What is expected: Go through the material below and copy all lines with "count".

-------- Extracted entries

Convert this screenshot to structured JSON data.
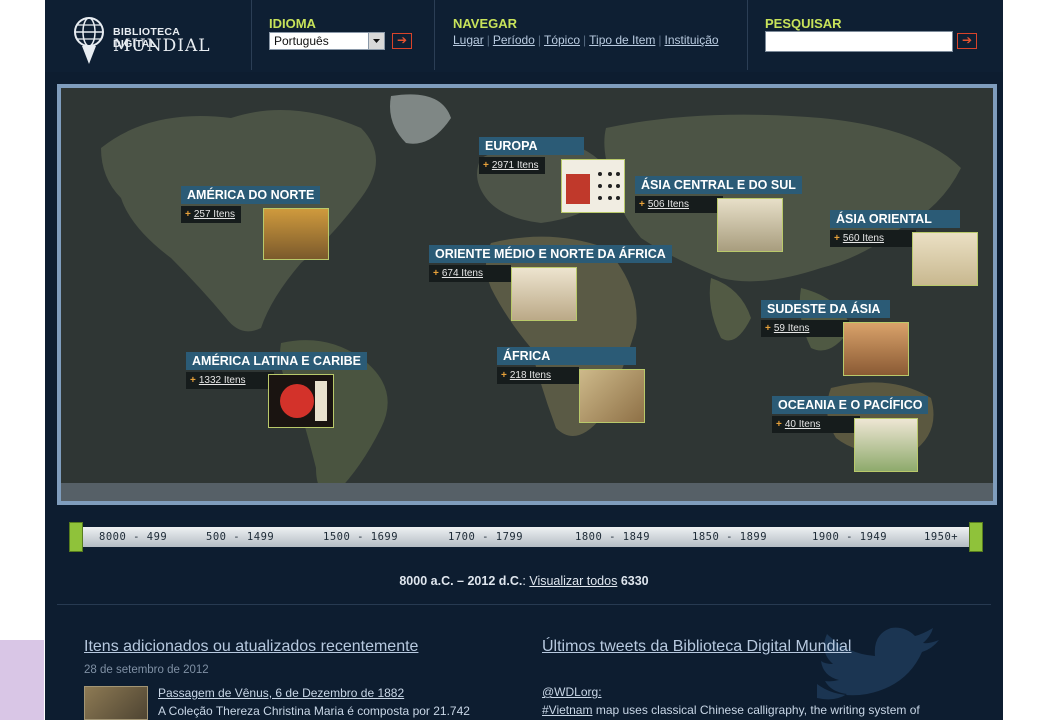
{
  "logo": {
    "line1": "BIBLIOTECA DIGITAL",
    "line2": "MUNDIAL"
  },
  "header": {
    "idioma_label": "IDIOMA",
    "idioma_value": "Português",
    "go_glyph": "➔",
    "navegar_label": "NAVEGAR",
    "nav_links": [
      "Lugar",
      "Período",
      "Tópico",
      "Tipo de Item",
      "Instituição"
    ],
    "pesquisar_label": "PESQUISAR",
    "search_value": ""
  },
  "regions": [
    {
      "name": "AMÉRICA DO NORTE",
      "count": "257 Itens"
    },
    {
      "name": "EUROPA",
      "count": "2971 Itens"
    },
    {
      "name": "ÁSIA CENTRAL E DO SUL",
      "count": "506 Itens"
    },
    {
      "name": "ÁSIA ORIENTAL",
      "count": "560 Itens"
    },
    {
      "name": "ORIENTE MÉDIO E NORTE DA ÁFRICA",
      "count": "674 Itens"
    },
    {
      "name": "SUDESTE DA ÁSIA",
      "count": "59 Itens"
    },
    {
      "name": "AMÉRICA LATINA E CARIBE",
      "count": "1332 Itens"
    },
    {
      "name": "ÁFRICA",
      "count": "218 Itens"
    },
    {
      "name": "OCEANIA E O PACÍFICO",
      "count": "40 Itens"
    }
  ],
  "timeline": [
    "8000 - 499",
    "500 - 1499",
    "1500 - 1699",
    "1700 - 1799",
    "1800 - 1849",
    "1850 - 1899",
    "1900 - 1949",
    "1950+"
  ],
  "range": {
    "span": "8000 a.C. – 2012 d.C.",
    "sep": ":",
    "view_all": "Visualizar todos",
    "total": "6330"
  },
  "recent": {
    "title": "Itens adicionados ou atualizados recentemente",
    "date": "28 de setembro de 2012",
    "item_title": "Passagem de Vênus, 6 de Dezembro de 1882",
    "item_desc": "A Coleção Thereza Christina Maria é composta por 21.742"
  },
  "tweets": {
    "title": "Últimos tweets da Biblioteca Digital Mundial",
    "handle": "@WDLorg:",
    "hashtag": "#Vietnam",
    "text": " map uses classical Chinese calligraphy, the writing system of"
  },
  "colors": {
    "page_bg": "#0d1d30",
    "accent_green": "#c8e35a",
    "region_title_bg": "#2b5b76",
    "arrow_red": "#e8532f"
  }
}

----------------

Finished exercise:
      "count": "257 Itens"
      "count": "2971 Itens"
      "count": "506 Itens"
      "count": "560 Itens"
      "count": "674 Itens"
      "count": "59 Itens"
      "count": "1332 Itens"
      "count": "218 Itens"
      "count": "40 Itens"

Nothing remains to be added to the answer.